An outbreak of African swine fever (ASF) has been reported for the first time in the Western Cape. The outbreak was confirmed by the national Department of Agriculture, Land Reform and Rural Development (DALRRD) and the Western Cape Department of Agriculture (DoA). The disease was confirmed on two smallholding farms in Mfuleni, north of Khayelitsha.

The pigs tested positive for ASF through laboratory testing of post mortem samples submitted to the ARC-Onderstepoort Veterinary Institute. The Western Cape DoA said the “finding follows the intensive investigation conducted by its veterinary services to determine the cause of the pigs dying in the area over the past two weeks”.
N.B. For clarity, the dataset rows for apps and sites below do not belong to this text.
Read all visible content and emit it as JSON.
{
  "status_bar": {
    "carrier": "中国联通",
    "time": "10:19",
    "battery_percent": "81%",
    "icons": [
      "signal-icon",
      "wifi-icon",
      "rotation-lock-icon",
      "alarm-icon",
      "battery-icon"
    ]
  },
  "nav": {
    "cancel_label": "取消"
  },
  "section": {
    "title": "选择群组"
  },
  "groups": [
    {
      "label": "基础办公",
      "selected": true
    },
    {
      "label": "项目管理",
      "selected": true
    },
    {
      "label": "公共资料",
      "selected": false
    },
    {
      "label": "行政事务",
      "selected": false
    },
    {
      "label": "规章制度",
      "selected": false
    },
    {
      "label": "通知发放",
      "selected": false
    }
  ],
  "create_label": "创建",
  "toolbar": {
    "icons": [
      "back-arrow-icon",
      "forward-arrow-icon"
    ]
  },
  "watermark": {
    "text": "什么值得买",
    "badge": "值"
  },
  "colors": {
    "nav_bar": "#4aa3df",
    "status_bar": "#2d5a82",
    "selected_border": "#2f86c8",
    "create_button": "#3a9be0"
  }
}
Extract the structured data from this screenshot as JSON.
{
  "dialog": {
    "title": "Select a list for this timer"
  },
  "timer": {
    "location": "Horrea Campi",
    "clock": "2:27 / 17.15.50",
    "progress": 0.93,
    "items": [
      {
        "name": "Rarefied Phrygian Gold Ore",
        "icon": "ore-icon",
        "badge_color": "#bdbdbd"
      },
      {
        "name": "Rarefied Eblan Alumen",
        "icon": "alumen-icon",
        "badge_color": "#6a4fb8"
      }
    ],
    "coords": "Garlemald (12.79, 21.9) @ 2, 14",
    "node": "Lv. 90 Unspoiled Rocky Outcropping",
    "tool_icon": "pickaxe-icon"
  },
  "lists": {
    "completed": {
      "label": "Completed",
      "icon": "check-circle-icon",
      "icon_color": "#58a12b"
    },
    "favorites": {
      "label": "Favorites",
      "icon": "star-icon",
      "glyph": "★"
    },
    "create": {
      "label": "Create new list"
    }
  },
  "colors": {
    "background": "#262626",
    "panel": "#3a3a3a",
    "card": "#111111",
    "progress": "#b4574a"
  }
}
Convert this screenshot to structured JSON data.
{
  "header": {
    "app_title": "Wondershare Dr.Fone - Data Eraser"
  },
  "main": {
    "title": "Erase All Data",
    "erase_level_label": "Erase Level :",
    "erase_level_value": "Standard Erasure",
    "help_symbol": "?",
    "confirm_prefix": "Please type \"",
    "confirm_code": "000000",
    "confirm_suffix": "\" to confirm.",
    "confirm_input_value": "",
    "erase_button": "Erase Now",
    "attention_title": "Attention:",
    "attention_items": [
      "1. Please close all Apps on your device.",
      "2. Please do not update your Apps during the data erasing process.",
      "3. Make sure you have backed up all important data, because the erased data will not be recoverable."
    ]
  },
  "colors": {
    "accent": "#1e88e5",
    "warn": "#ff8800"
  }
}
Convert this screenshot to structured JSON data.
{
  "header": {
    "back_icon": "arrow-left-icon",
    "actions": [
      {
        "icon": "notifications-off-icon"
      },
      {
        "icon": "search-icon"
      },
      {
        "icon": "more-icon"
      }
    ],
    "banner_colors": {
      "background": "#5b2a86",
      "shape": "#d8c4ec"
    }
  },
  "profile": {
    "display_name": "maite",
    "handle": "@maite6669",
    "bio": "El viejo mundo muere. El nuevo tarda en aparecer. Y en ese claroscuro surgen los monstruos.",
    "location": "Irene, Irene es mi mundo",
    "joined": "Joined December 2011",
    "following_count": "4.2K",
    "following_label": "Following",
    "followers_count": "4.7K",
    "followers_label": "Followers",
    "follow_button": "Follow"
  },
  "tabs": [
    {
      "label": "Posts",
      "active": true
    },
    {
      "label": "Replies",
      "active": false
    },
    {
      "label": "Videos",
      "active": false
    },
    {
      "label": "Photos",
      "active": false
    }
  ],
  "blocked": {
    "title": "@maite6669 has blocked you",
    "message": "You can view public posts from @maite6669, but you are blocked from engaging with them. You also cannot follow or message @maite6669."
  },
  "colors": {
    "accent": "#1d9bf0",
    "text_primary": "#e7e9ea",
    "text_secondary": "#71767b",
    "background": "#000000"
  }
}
According to DALRRD, approximately 5% of pigs died on each of the two properties. Consequently a ban has been placed on the sale and movement of live pigs from Mfuleni to limit disease spread. Although ASF poses no danger of infecting humans, the spread must be curbed to prevent a spread to other pig farms. The Western Cape Veterinary Services has initiated a survey to determine the extent of the spread of the disease.

“I urge pig farmers to ensure they only purchase pigs from farms with a proven clean health record,” said Minister Ivan Meyer. “Farmers must adopt good hygiene management practices on their farms to minimise the risk of disease introduction, or the spread of the disease through good biosecurity measures.” 

According to Dr Gininda Msiza, head of the Western Cape DoA’s Veterinary Services, the virus can also be spread via any part of a raw pig carcass. For enquiries, contact Dr Msiza on 084 604 6705 or  ginindaM@elsenburg.com. For more information about the case as well as symptoms of ASF, click here to read the original press release. – Ursula Human, AgriOrbit